Final Test - Hard
|Name: _________________________||Period: ___________________|
This test consists of 5 short answer questions and 1 (of 3) essay topics.
Short Answer Questions
1. From what newspaper does Mencken derive the story with which he opens Chapter 11.2?
2. To what do English writers usually ascribe the American custom of numbering and lettering streets?
3. Which phrase did Oliver Wendell Holmes use to describe the state of the person who makes use of slang?
4. Which of the following is the analogate to which Mencken compares the slang words overused by the ignorant?
5. Which of the following is one of the three great causes of change in language according to Sayce, as reported in Chapter 9.3?

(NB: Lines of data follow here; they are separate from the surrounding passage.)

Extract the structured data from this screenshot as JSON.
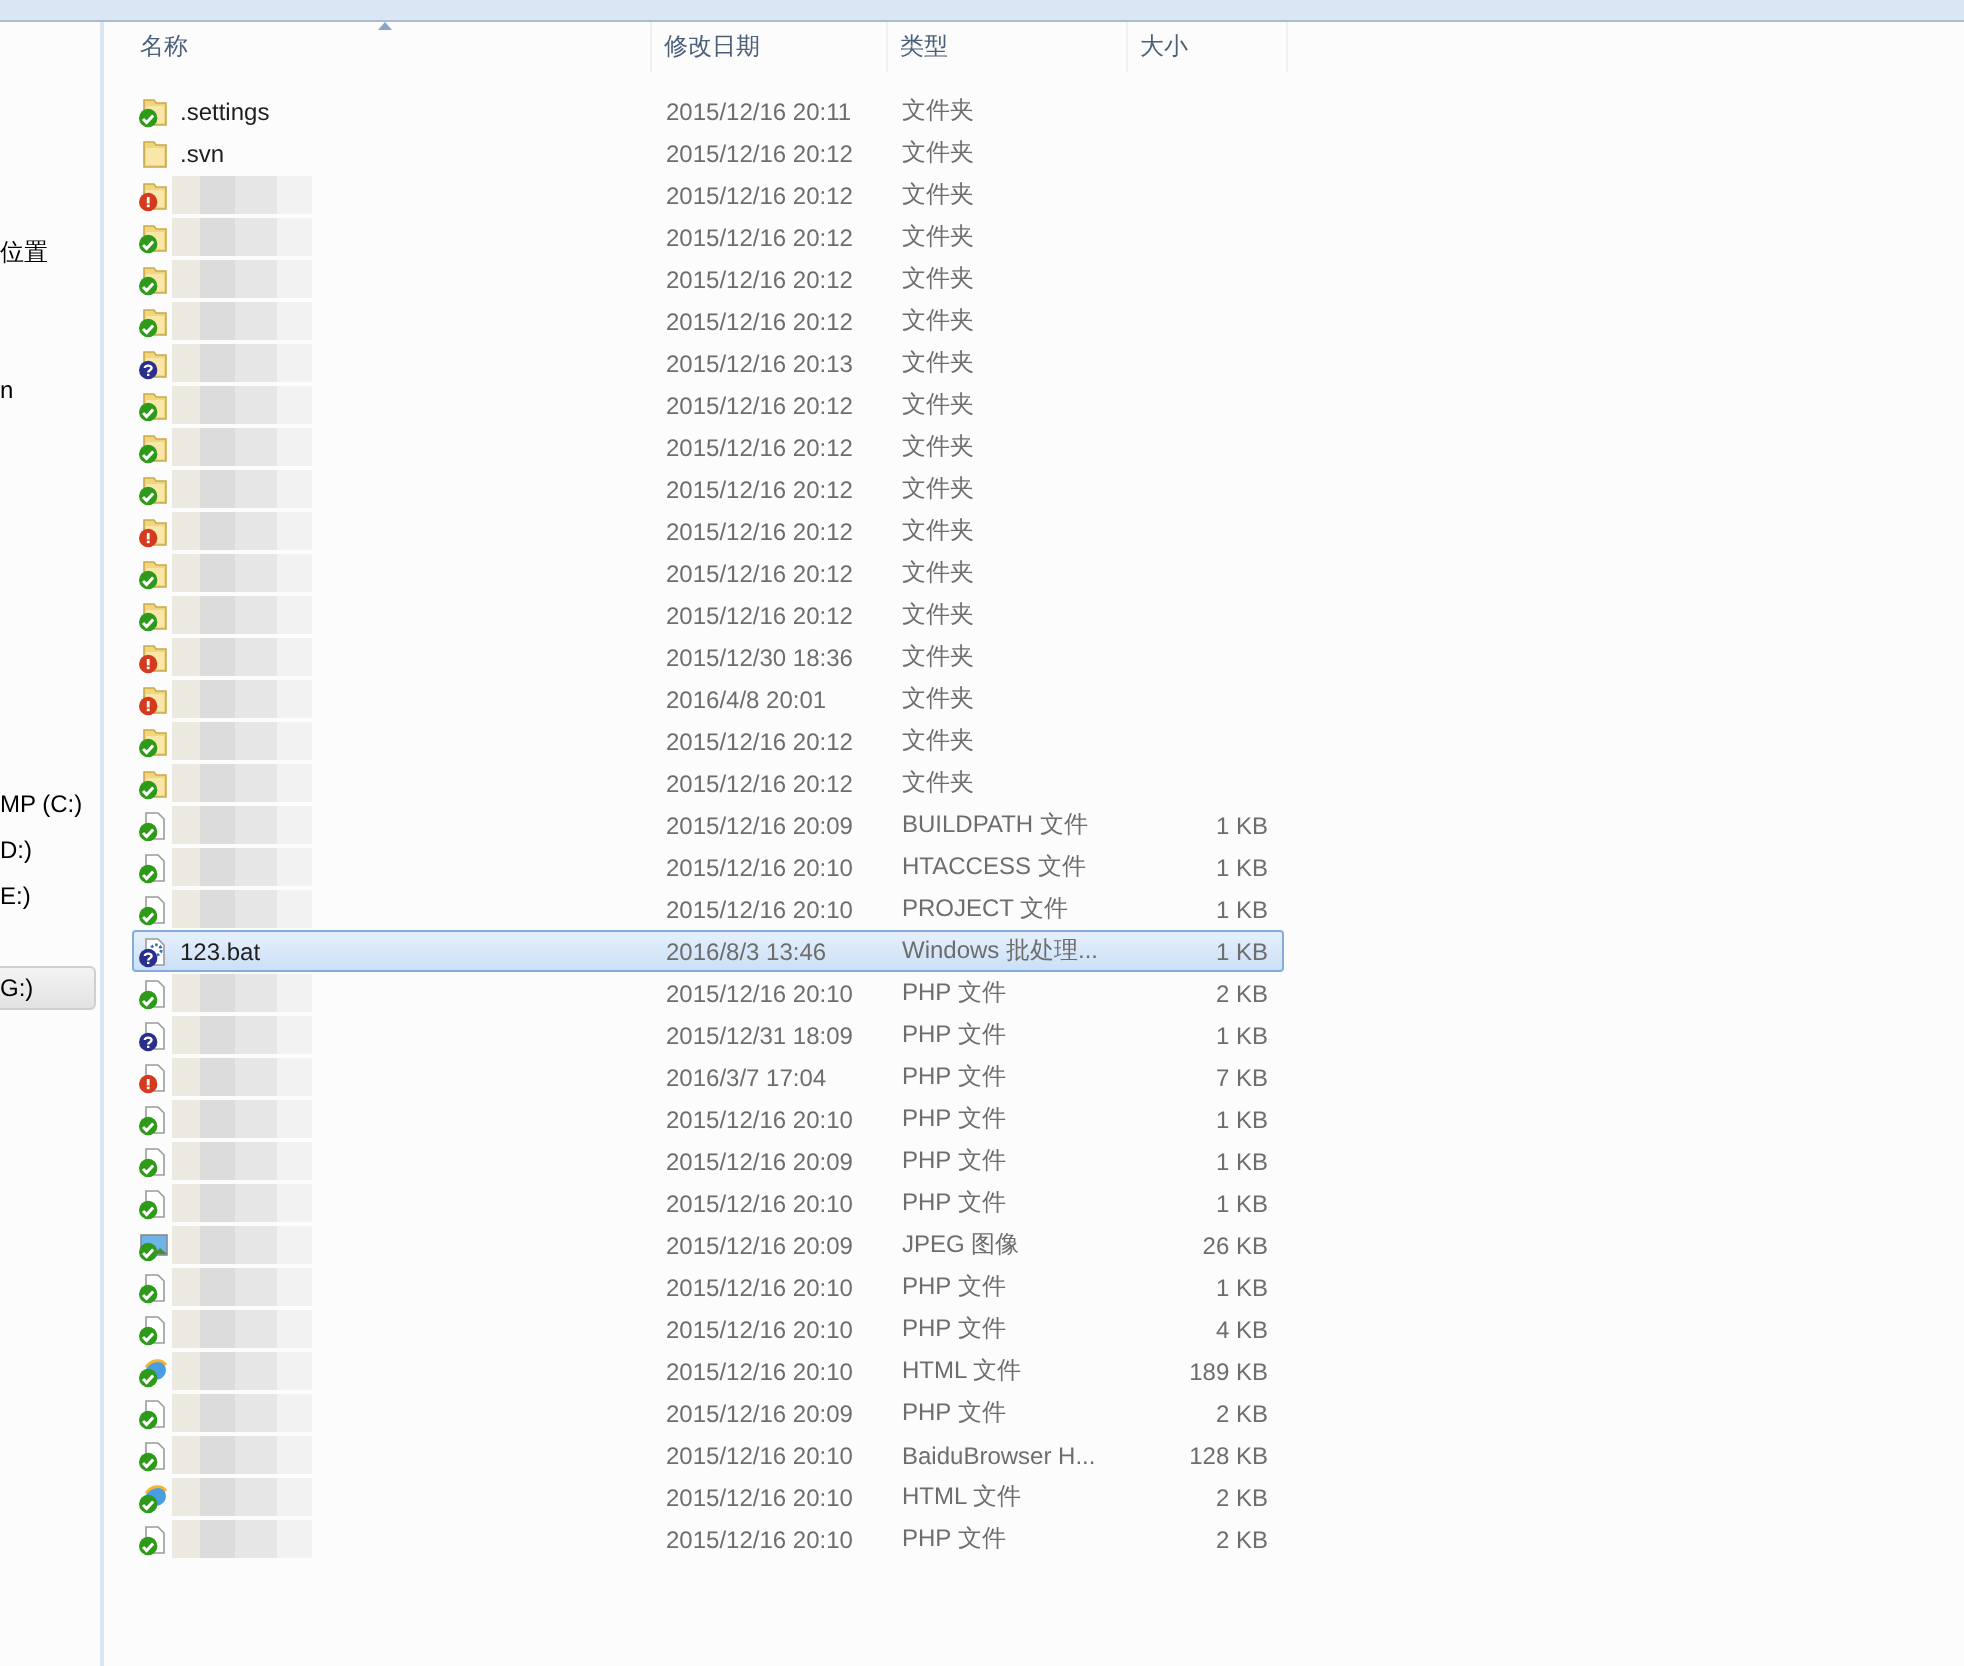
{
  "navigation_pane": {
    "items": [
      {
        "label": "位置",
        "selected": false
      },
      {
        "label": "n",
        "selected": false
      },
      {
        "label": "MP (C:)",
        "selected": false
      },
      {
        "label": "D:)",
        "selected": false
      },
      {
        "label": "E:)",
        "selected": false
      },
      {
        "label": "G:)",
        "selected": true
      }
    ]
  },
  "file_list": {
    "columns": [
      "名称",
      "修改日期",
      "类型",
      "大小"
    ],
    "rows": [
      {
        "name": ".settings",
        "kind": "folder",
        "status_badge": {
          "kind": "check"
        },
        "modified": "2015/12/16 20:11",
        "type": "文件夹",
        "selected": false
      },
      {
        "name": ".svn",
        "kind": "folder",
        "modified": "2015/12/16 20:12",
        "type": "文件夹",
        "selected": false
      },
      {
        "kind": "folder",
        "status_badge": {
          "kind": "exclamation"
        },
        "modified": "2015/12/16 20:12",
        "type": "文件夹",
        "selected": false
      },
      {
        "kind": "folder",
        "status_badge": {
          "kind": "check"
        },
        "modified": "2015/12/16 20:12",
        "type": "文件夹",
        "selected": false
      },
      {
        "kind": "folder",
        "status_badge": {
          "kind": "check"
        },
        "modified": "2015/12/16 20:12",
        "type": "文件夹",
        "selected": false
      },
      {
        "kind": "folder",
        "status_badge": {
          "kind": "check"
        },
        "modified": "2015/12/16 20:12",
        "type": "文件夹",
        "selected": false
      },
      {
        "kind": "folder",
        "status_badge": {
          "kind": "question"
        },
        "modified": "2015/12/16 20:13",
        "type": "文件夹",
        "selected": false
      },
      {
        "kind": "folder",
        "status_badge": {
          "kind": "check"
        },
        "modified": "2015/12/16 20:12",
        "type": "文件夹",
        "selected": false
      },
      {
        "kind": "folder",
        "status_badge": {
          "kind": "check"
        },
        "modified": "2015/12/16 20:12",
        "type": "文件夹",
        "selected": false
      },
      {
        "kind": "folder",
        "status_badge": {
          "kind": "check"
        },
        "modified": "2015/12/16 20:12",
        "type": "文件夹",
        "selected": false
      },
      {
        "kind": "folder",
        "status_badge": {
          "kind": "exclamation"
        },
        "modified": "2015/12/16 20:12",
        "type": "文件夹",
        "selected": false
      },
      {
        "kind": "folder",
        "status_badge": {
          "kind": "check"
        },
        "modified": "2015/12/16 20:12",
        "type": "文件夹",
        "selected": false
      },
      {
        "kind": "folder",
        "status_badge": {
          "kind": "check"
        },
        "modified": "2015/12/16 20:12",
        "type": "文件夹",
        "selected": false
      },
      {
        "kind": "folder",
        "status_badge": {
          "kind": "exclamation"
        },
        "modified": "2015/12/30 18:36",
        "type": "文件夹",
        "selected": false
      },
      {
        "kind": "folder",
        "status_badge": {
          "kind": "exclamation"
        },
        "modified": "2016/4/8 20:01",
        "type": "文件夹",
        "selected": false
      },
      {
        "kind": "folder",
        "status_badge": {
          "kind": "check"
        },
        "modified": "2015/12/16 20:12",
        "type": "文件夹",
        "selected": false
      },
      {
        "kind": "folder",
        "status_badge": {
          "kind": "check"
        },
        "modified": "2015/12/16 20:12",
        "type": "文件夹",
        "selected": false
      },
      {
        "kind": "file",
        "status_badge": {
          "kind": "check"
        },
        "modified": "2015/12/16 20:09",
        "type": "BUILDPATH 文件",
        "size": "1 KB",
        "selected": false
      },
      {
        "kind": "file",
        "status_badge": {
          "kind": "check"
        },
        "modified": "2015/12/16 20:10",
        "type": "HTACCESS 文件",
        "size": "1 KB",
        "selected": false
      },
      {
        "kind": "file",
        "status_badge": {
          "kind": "check"
        },
        "modified": "2015/12/16 20:10",
        "type": "PROJECT 文件",
        "size": "1 KB",
        "selected": false
      },
      {
        "name": "123.bat",
        "kind": "batch",
        "status_badge": {
          "kind": "question"
        },
        "modified": "2016/8/3 13:46",
        "type": "Windows 批处理...",
        "size": "1 KB",
        "selected": true
      },
      {
        "kind": "file",
        "status_badge": {
          "kind": "check"
        },
        "modified": "2015/12/16 20:10",
        "type": "PHP 文件",
        "size": "2 KB",
        "selected": false
      },
      {
        "kind": "file",
        "status_badge": {
          "kind": "question"
        },
        "modified": "2015/12/31 18:09",
        "type": "PHP 文件",
        "size": "1 KB",
        "selected": false
      },
      {
        "kind": "file",
        "status_badge": {
          "kind": "exclamation"
        },
        "modified": "2016/3/7 17:04",
        "type": "PHP 文件",
        "size": "7 KB",
        "selected": false
      },
      {
        "kind": "file",
        "status_badge": {
          "kind": "check"
        },
        "modified": "2015/12/16 20:10",
        "type": "PHP 文件",
        "size": "1 KB",
        "selected": false
      },
      {
        "kind": "file",
        "status_badge": {
          "kind": "check"
        },
        "modified": "2015/12/16 20:09",
        "type": "PHP 文件",
        "size": "1 KB",
        "selected": false
      },
      {
        "kind": "file",
        "status_badge": {
          "kind": "check"
        },
        "modified": "2015/12/16 20:10",
        "type": "PHP 文件",
        "size": "1 KB",
        "selected": false
      },
      {
        "kind": "image",
        "status_badge": {
          "kind": "check"
        },
        "modified": "2015/12/16 20:09",
        "type": "JPEG 图像",
        "size": "26 KB",
        "selected": false
      },
      {
        "kind": "file",
        "status_badge": {
          "kind": "check"
        },
        "modified": "2015/12/16 20:10",
        "type": "PHP 文件",
        "size": "1 KB",
        "selected": false
      },
      {
        "kind": "file",
        "status_badge": {
          "kind": "check"
        },
        "modified": "2015/12/16 20:10",
        "type": "PHP 文件",
        "size": "4 KB",
        "selected": false
      },
      {
        "kind": "web",
        "status_badge": {
          "kind": "check"
        },
        "modified": "2015/12/16 20:10",
        "type": "HTML 文件",
        "size": "189 KB",
        "selected": false
      },
      {
        "kind": "file",
        "status_badge": {
          "kind": "check"
        },
        "modified": "2015/12/16 20:09",
        "type": "PHP 文件",
        "size": "2 KB",
        "selected": false
      },
      {
        "kind": "file",
        "status_badge": {
          "kind": "check"
        },
        "modified": "2015/12/16 20:10",
        "type": "BaiduBrowser H...",
        "size": "128 KB",
        "selected": false
      },
      {
        "kind": "web",
        "status_badge": {
          "kind": "check"
        },
        "modified": "2015/12/16 20:10",
        "type": "HTML 文件",
        "size": "2 KB",
        "selected": false
      },
      {
        "kind": "file",
        "status_badge": {
          "kind": "check"
        },
        "modified": "2015/12/16 20:10",
        "type": "PHP 文件",
        "size": "2 KB",
        "selected": false
      }
    ]
  }
}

Essay Topic 1
Unlike nouns and adjectives, Mencken devotes considerable inquiry to the nature and alteration of verb forms in The American Language. Write an essay explaining the attention that Mencken pays to verbs. What role do they fulfill in communication? Why do its particular forms change more rapidly than other parts of speech? What does this rapid changing indicate about the relationship between language and circumstance/culture? How do verbs typically change? What is significant about the manner in which they typically change?
Essay Topic 2
Of all the various ways in which the American and British dialects are divergent, perhaps the most obvious is the distinct spellings of words. Analyze the significance of this distinction and put forth an argument in support of one or the other spelling paradigm. How do the two dialects go about determining the spelling of a word? What are the principles that ought to be at work in the conventional acceptance of a word's spelling? Which of these principles is the most important? To which principles does each dialect adhere? What is the greater significance of this adherence?
Essay Topic 3
Part of the driving force behind the divergence of American from British, is what Americans rather distinctly desire to express in language, according to Mencken. Write an essay discussing these desires of which Mencken implicitly speaks. What is the American concerned with in his language? What obstacles in linguistic form can stand between him and his desires? What then happens to these obstacles? What happens to language overall? Are there any dangers in these tendencies? If so, what are they? What is the fundamental relationship between the desires of a populace and their linguistic form?
This section contains 412 words
(approx. 2 pages at 300 words per page)